Coronary heart disease: Understanding atherosclerosis through molecular imaging

Dr. Rodriguez-Porcel's Cardiovascular Molecular Imaging Laboratory is developing molecular imaging methods to detect arterial atherosclerotic lesions.

Untreated, arterial atherosclerotic lesions can evolve into more-severe obstructions and lead to life-threatening vascular problems, such as myocardial infarction, stroke or peripheral arterial disease.

Dr. Rodriguez-Porcel's research team is studying atherosclerosis using a wide array of molecular imaging technologies, such as nuclear cardiology and ultrasound, which are providing an improved and more accurate study of the biology of atherosclerotic disease.

As part of the atherosclerosis molecular imaging project, the lab is developing novel imaging devices and improving existing ones.

As an example, the team is constructing a novel intravascular catheter to detect the metabolic activity of atherosclerotic plaque, which will provide critical information about which plaques are more prone to rupture, leading to a myocardial infarction.

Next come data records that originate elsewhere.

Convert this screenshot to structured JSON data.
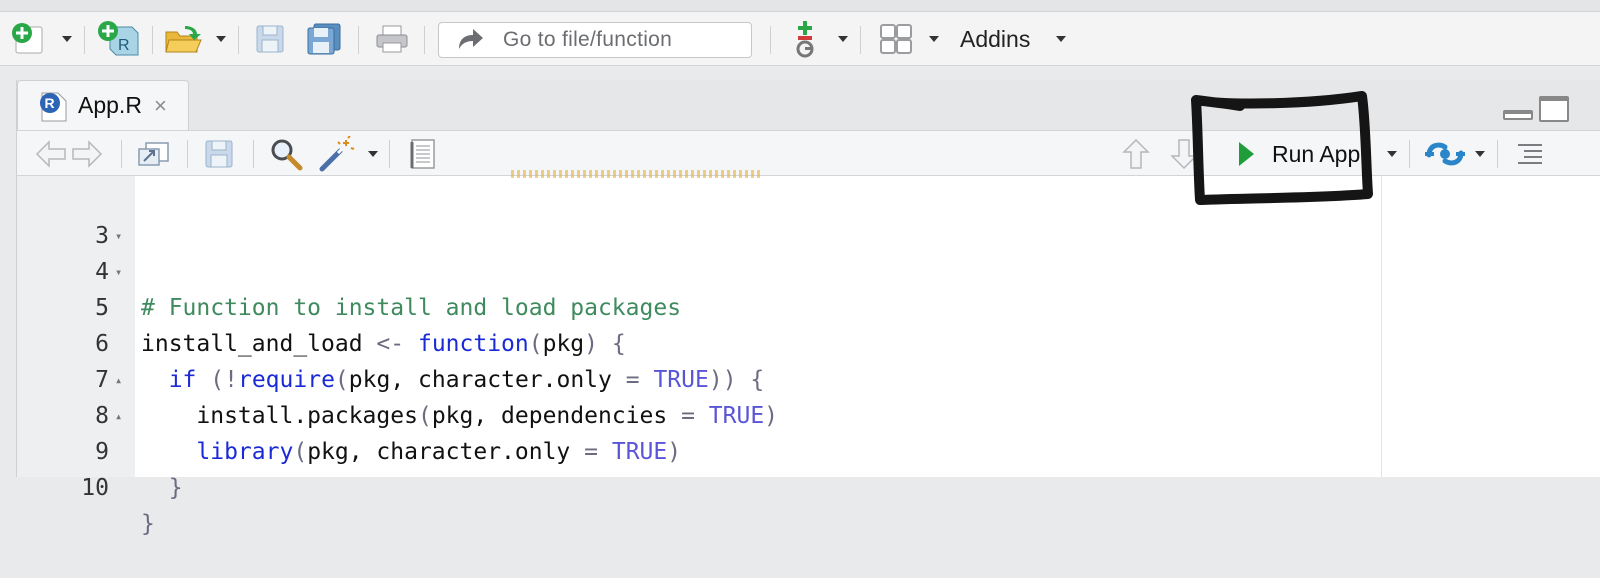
{
  "main_toolbar": {
    "goto_placeholder": "Go to file/function",
    "addins_label": "Addins"
  },
  "editor": {
    "tab_label": "App.R",
    "tab_close": "×",
    "run_app_label": "Run App",
    "lines": [
      {
        "num": "3",
        "fold": ""
      },
      {
        "num": "4",
        "fold": "▾"
      },
      {
        "num": "5",
        "fold": "▾"
      },
      {
        "num": "6",
        "fold": ""
      },
      {
        "num": "7",
        "fold": ""
      },
      {
        "num": "8",
        "fold": "▴"
      },
      {
        "num": "9",
        "fold": "▴"
      },
      {
        "num": "10",
        "fold": ""
      }
    ],
    "code_tokens": {
      "l3": {
        "comment": "# Function to install and load packages"
      },
      "l4": {
        "name": "install_and_load ",
        "assign": "<-",
        "sp": " ",
        "kw": "function",
        "open": "(",
        "arg": "pkg",
        "close": ")",
        "brace": " {"
      },
      "l5": {
        "indent": "  ",
        "kw": "if",
        "sp": " ",
        "open": "(",
        "bang": "!",
        "fn": "require",
        "open2": "(",
        "args": "pkg, character.only ",
        "eq": "=",
        "sp2": " ",
        "const": "TRUE",
        "close": "))",
        "brace": " {"
      },
      "l6": {
        "indent": "    ",
        "fn": "install.packages",
        "open": "(",
        "args": "pkg, dependencies ",
        "eq": "=",
        "sp": " ",
        "const": "TRUE",
        "close": ")"
      },
      "l7": {
        "indent": "    ",
        "fn": "library",
        "open": "(",
        "args": "pkg, character.only ",
        "eq": "=",
        "sp": " ",
        "const": "TRUE",
        "close": ")"
      },
      "l8": {
        "indent": "  ",
        "brace": "}"
      },
      "l9": {
        "brace": "}"
      }
    }
  },
  "colors": {
    "run_green": "#1f9d3a",
    "comment": "#3f8a5e",
    "keyword": "#1a2bd6",
    "constant": "#5a55d6"
  },
  "icons": [
    "new-file-icon",
    "new-project-icon",
    "open-folder-icon",
    "save-icon",
    "save-all-icon",
    "print-icon",
    "goto-arrow-icon",
    "vcs-icon",
    "panes-grid-icon",
    "back-arrow-icon",
    "forward-arrow-icon",
    "show-in-window-icon",
    "search-icon",
    "magic-wand-icon",
    "compile-report-icon",
    "up-arrow-icon",
    "down-arrow-icon",
    "play-icon",
    "publish-icon",
    "outline-icon",
    "r-logo-icon"
  ]
}
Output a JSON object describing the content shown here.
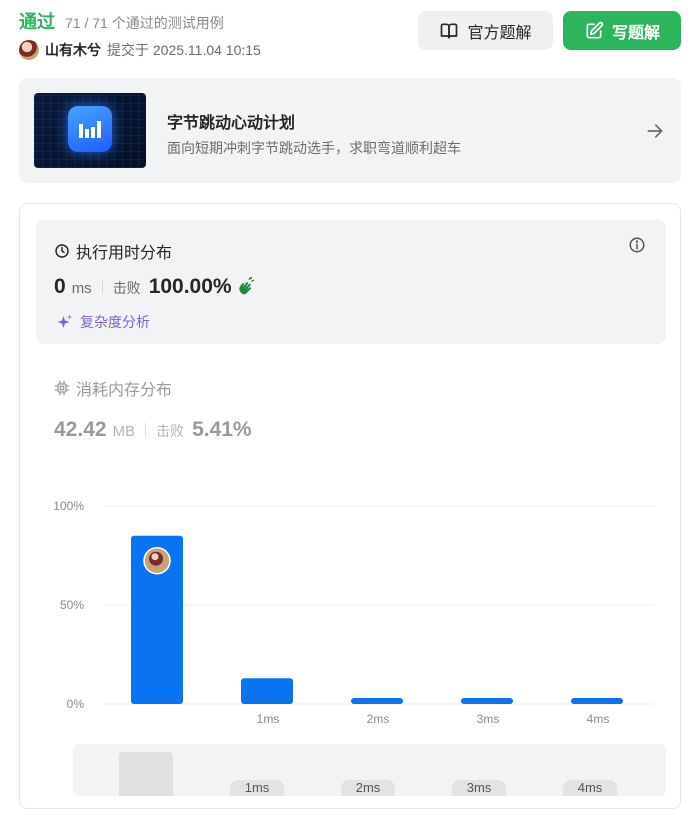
{
  "header": {
    "status": "通过",
    "tests": "71 / 71 个通过的测试用例",
    "author": "山有木兮",
    "submitted": "提交于 2025.11.04 10:15",
    "official_solution": "官方题解",
    "write_solution": "写题解"
  },
  "promo": {
    "title": "字节跳动心动计划",
    "subtitle": "面向短期冲刺字节跳动选手，求职弯道顺利超车"
  },
  "runtime": {
    "title": "执行用时分布",
    "value": "0",
    "unit": "ms",
    "beat_label": "击败",
    "beat_value": "100.00%",
    "complexity": "复杂度分析"
  },
  "memory": {
    "title": "消耗内存分布",
    "value": "42.42",
    "unit": "MB",
    "beat_label": "击败",
    "beat_value": "5.41%"
  },
  "chart_data": {
    "type": "bar",
    "categories": [
      "",
      "1ms",
      "2ms",
      "3ms",
      "4ms"
    ],
    "values": [
      85,
      13,
      3,
      3,
      3
    ],
    "ylim": [
      0,
      100
    ],
    "yticks": [
      "0%",
      "50%",
      "100%"
    ],
    "grid": true,
    "bar_color": "#0a74f0",
    "highlight_index": 0
  },
  "minimap": {
    "labels": [
      "1ms",
      "2ms",
      "3ms",
      "4ms"
    ]
  },
  "colors": {
    "accent_green": "#2db55d",
    "complexity_purple": "#7a63d6",
    "bar_blue": "#0a74f0"
  }
}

Translation of these strategies will make a significant advancement in the understanding and treatment of patients, and if the lab is able to detect and treat atherosclerotic plaques, the incidence of myocardial infarctions in these patients might be reduced.